NCI to upgrade site for easier navigation
- By Elana Varon
- Aug 16, 1998
With more people looking to its World Wide Web site for information, the National Cancer Institute plans to spend up to $5 million over the next two years to make it easier for visitors to navigate its vast array of information about cancer research and treatment.
NCI, part of the National Institutes of Health, serves numerous constituencies, from scientists researching cures to doctors looking for treatments and patients trying to understand the disease. In the past few years, more and more people have been getting those types of information from NCI's Web site.
But with some 50,000 documents about the disease, research and new drug trials being made available on the site, it is not always easy for people to find what they need, said Robert Stephens, NCI's Webmaster.
"We're flattening the site by creating a few top home page categories" rather than the 15 that greet visitors now, Stephens said. "Then we're cross-referencing everything, so it's impossible to make a wrong move." He said patients, doctors and researchers looking for grant information would be able to find it more easily.
"If you are diagnosed as a cancer patient and you want to know what your options are [for new drug trials] in your locality, you should be able to come into our system and find out what's available in your community," said Paul Van Nevel, associate director for cancer communications at NCI. "You can do it now, but you have to wade through a lot of information that you're not interested in."
The agency plans to make navigating easier by using StoryServer, a content management software package by Vignette Corp., Austin, Texas, that was first used by newspapers and magazines for Web publishing. Stephens said NCI chose the software because it provides "a transparent front end" to several databases and makes it easy for nonprogrammers to add new information to the back end of the site.
But at the heart of the site will be a feature that will let NCI profile its visitors, so people looking for information about breast cancer, for example, will not have to sift through other information to find it. The software accomplishes this with a "matching agent," which connects visitors' clicks with pages in the database that are related to information they have already seen, said Erik Josowitz, vice president of product marketing with Vignette.
Similar in concept to Amazon.com, the online bookstore that "recommends" titles to customers based on what they and others with the same purchasing patterns have bought, the NCI Web site would generate links for a visitor based on what they and others with similar interests have viewed. If a person visits repeatedly, StoryServer can use "cookies" or a user's password to keep track of what he looks at over time and to build an increasingly customized site.
Advocates for cancer patients said the public needs easier access to the latest cancer information, and the NCI project would probably help. For example, said David Harris, director of information technology for health content products with the American Cancer Society, "It's very important for us that the NCI puts the latest information about clinical trials up and easily accessible to the public." Patients often cannot find the information they need in time to take advantage of it, he said, and "many lives can be extended— if not in fact saved— if people have the information readily available."

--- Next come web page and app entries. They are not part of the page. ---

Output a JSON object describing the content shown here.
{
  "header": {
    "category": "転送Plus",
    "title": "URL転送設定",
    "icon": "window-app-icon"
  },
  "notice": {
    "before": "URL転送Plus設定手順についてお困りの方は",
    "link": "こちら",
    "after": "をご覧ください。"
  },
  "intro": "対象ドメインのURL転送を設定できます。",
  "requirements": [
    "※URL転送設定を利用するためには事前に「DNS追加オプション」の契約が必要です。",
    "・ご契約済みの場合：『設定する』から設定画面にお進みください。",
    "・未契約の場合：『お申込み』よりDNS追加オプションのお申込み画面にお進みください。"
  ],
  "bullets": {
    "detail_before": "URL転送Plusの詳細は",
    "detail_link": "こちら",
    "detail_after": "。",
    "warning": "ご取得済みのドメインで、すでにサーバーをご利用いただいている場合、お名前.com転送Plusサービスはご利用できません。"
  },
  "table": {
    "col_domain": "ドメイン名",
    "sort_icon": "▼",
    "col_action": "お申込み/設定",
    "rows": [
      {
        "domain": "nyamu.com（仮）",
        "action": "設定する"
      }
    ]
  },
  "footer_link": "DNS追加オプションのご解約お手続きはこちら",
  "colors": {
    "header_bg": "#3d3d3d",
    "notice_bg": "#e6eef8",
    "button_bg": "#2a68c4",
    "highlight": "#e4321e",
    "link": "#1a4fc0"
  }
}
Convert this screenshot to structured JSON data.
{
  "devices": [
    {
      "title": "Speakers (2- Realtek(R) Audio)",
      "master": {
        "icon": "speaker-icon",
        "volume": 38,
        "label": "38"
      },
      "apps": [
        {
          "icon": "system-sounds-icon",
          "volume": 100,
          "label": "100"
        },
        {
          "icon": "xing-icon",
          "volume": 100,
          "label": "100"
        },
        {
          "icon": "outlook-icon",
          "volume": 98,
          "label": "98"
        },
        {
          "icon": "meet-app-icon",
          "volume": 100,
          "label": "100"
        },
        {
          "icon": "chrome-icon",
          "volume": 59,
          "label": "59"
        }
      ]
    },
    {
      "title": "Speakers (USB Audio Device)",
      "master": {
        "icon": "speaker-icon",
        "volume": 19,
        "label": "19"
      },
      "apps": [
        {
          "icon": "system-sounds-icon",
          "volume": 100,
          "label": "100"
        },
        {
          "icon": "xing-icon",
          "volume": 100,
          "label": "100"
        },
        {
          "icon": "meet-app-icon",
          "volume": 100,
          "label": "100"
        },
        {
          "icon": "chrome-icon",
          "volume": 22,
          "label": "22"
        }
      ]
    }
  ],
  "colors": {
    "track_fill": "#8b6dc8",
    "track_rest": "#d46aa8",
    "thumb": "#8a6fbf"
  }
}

Gena Love, director of support services with People Living Through Cancer Inc., a patient support group in Albuquerque, N.M., said that for those of her clients who are Internet-savvy, a more user-friendly NCI site would be welcome. But more than half of her patients still do not have Web access, she said.
Van Nevel said NCI will continue to operate its telephone hot line, the Cancer Information Service, but the toll-free service receives only a fraction of the inquiries NCI now gets on the Web.
According to NCI statistics, one of the entry points to its site for patients and the public receives 4 million hits a month, compared to 650,000 calls annually to the hot line. "Our assumption is that it's inevitable that [people] are going to be getting more into [the Web]," Van Nevel said.
Stephens said NCI plans to finish the prototype of the site next month and will begin implementing it by December.